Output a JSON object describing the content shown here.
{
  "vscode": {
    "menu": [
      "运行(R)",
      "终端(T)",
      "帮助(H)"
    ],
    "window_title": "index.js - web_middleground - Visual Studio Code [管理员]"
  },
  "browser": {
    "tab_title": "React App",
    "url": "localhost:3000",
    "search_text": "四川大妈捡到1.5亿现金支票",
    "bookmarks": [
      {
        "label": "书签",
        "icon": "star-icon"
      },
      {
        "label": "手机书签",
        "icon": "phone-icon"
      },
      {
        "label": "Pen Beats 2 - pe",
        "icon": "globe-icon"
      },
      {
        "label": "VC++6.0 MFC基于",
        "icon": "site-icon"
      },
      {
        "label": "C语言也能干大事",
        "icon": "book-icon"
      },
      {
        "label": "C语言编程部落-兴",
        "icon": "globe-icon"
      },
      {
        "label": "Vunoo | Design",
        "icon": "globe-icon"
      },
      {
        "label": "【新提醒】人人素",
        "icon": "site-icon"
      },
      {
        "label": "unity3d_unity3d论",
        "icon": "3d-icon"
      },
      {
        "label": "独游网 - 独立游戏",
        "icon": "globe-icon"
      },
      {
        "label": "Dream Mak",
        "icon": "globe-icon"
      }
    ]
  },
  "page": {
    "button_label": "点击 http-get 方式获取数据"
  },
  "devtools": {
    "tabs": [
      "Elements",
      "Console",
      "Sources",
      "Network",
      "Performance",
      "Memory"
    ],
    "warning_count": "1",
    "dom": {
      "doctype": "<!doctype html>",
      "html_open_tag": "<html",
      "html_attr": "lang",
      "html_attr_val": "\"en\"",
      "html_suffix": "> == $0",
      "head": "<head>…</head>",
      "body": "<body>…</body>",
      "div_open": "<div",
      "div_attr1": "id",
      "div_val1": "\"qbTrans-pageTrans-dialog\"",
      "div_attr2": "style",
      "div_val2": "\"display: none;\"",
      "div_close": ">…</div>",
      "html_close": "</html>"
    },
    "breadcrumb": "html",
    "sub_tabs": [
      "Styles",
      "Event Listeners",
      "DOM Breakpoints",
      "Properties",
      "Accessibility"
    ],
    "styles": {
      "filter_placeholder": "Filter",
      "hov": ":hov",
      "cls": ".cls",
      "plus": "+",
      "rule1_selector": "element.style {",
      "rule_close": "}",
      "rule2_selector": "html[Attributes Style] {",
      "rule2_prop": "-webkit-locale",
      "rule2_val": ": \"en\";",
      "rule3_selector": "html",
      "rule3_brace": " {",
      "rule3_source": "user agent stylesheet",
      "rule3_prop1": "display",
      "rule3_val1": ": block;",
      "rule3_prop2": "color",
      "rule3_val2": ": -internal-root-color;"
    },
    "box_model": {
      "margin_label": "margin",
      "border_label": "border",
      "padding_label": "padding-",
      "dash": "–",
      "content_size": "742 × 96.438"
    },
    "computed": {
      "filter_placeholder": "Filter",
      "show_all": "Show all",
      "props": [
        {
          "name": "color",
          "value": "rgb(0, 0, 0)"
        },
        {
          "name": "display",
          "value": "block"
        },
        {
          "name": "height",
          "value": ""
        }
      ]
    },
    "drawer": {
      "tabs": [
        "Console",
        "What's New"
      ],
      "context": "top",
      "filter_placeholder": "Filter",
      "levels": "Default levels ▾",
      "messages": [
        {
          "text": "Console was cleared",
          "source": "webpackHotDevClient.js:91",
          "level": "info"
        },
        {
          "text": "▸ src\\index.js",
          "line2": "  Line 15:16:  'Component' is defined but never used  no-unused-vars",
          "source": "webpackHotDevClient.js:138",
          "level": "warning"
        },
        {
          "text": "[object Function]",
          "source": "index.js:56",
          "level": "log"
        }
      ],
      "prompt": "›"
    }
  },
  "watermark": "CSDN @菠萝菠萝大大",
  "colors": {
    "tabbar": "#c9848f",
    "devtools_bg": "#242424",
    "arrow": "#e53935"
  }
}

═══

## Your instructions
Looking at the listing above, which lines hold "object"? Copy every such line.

## Reply to the exercise
Output a JSON object describing the content shown here.
          "text": "[object Function]",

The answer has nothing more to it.